Showcase: Driving change for Aboriginal and Torres Strait Islander people

Responding to the Social, Emotional and Mental Health Wellbeing needs of community across the age spectrum: children, youth and adults

Townsville Aboriginal and Torres Strait Islander Health Service will talk about the different entry points into wellbeing services, specifically looking at how community needs, and ways of engaging with TAIHS – shape the service models. The presentation will focus on the partnerships – internal and external – that support the service model with a focus on early childhood, youth, and health programs, and the way wellbeing services are provided across these different program areas.

Innovative community based palliative care program

Family and Community Services Aboriginal and Torres Strait Islander Corporation
Caring for community members who require palliative care in remote Aboriginal or Torres Strait Islander communities is a challenging task. Normally this has been the domain of medical staff with patients often transferred to tertiary centres for ongoing care. However, the NPA Communities wanted to begin the journey of creating their own palliative care service so more of their people could spend their last months, weeks and days closer to family on country in their own communities. This led to the development of a partnership and the establishment of an innovative community based palliative care program.

Putting the ‘My’ into consumer’s Advance Care Plans

Torres and Cape Hospital and Health Service
To help consumers and staff feel more comfortable having end of life care conversations and documenting their wishes, the Torres and Cape Hospital and Health Service (TCHHS) Consumer Advisory Committee, which is comprised of Aboriginal and Torres Strait Islander, non-Indigenous and Mental Health consumers, worked with the Office of Advance Care Planning to adapt the Statement of Choices outer coversheet to be more user-friendly and explain Advance Care Planning in a more consumer-centred way. Although the changes were made with Torres and Cape Hospital and Health Service, Aboriginal and Torres Strait Islander consumers in mind, the intent is that this version of the form can be used by anyone regardless of their cultural background.

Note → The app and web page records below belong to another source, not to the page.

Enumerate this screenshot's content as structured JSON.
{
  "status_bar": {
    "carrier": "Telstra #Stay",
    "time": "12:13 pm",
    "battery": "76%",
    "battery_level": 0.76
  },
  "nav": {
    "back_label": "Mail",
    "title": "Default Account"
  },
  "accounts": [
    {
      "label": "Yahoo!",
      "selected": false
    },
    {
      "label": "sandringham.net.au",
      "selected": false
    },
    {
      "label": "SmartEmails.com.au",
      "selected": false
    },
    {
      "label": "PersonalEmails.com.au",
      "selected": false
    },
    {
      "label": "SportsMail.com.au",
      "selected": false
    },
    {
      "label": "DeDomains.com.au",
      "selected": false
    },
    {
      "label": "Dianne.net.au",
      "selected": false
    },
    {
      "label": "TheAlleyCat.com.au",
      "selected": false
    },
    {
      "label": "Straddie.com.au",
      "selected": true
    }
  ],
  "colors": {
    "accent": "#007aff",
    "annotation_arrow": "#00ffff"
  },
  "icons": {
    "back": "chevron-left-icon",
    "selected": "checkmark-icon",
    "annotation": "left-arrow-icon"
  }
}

Leading the Way – Aboriginal and Torres Strait Islander Health Leaders – Panel

The health experiences and outcomes for Aboriginal and Torres Strait Islander people and communities across Queensland are significant. Most importantly, much of the work on integrating health care services and strengthening the health of people and communities is being led by Aboriginal and Torres Strait Islander leaders. This panel discussion is a chance to meet some of these leaders and learn what their priorities are, the importance of working with community on meeting these priorities and some of their success stories. These are relatively new roles – strategically influencing decision-making at a high level to ensure the cultural, emotional, social and health needs of Aboriginal and Torres Strait Islander people are at the forefront of decisions and policy.

Yarning Circle – Strengthening Aboriginal and Torres Strait Islander Voices

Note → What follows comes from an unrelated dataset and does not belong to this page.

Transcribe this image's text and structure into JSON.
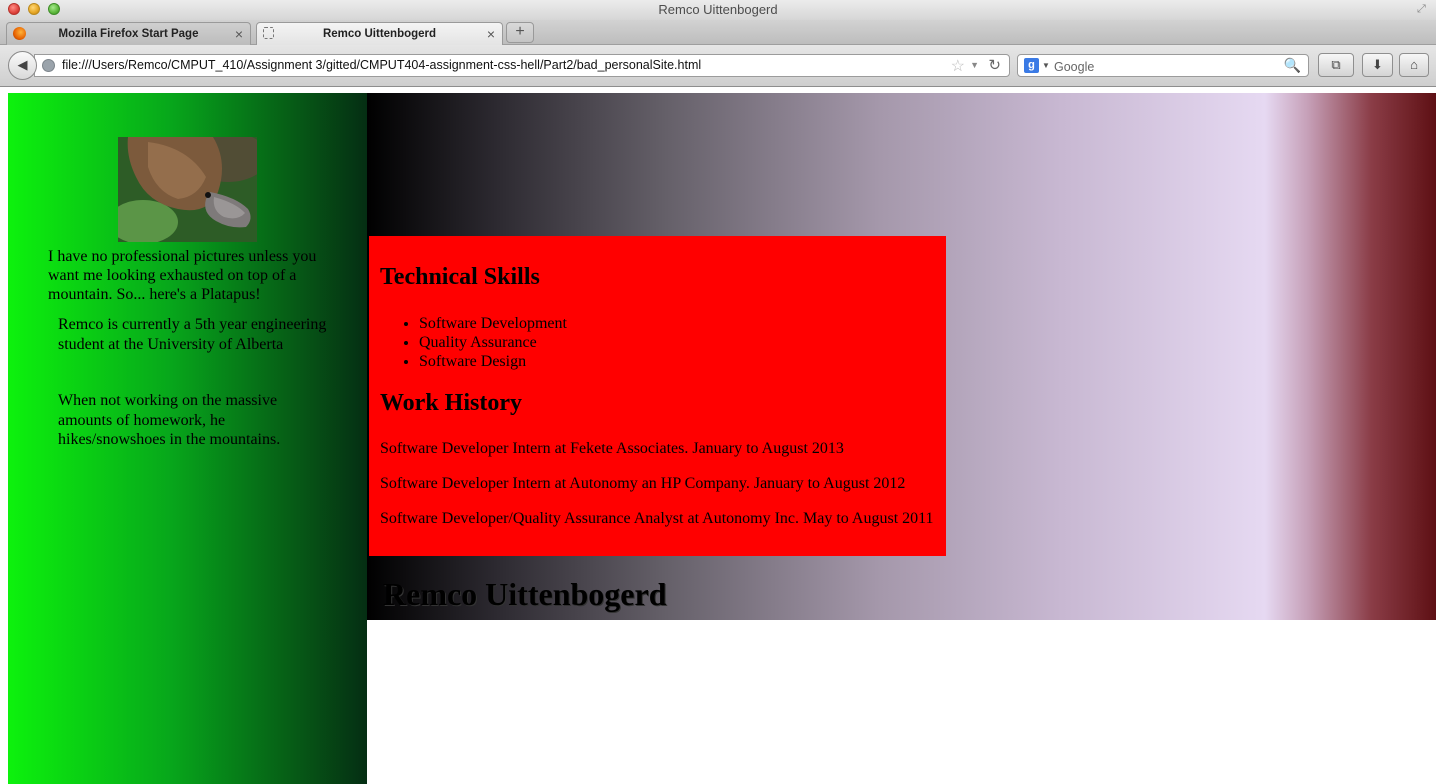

The Yarning Circle is a name that has been given to the traditional Aboriginal process of sitting down and talking and listening to, and learning from, each other. It is a traditional practice that continues today with Aboriginal and Torres Strait Islander peoples.

The most important basic principle of Yarning is respectful listening. Respectful listening requires the listener to not formulate a response, verbally or mentally, until they have heard everything the speaker has to say. There is then a process, or series of steps, of being accountable for one’s response.

A Yarning Circle is about being responsible for what we say, being respectful to others when we have something to say and, being accountable for ensuring a safe Yarning Circle environment.

Tjapukai Dancers

Watch Indigenous performers from Tjapukai bring the world’s oldest living culture to life through traditional dance.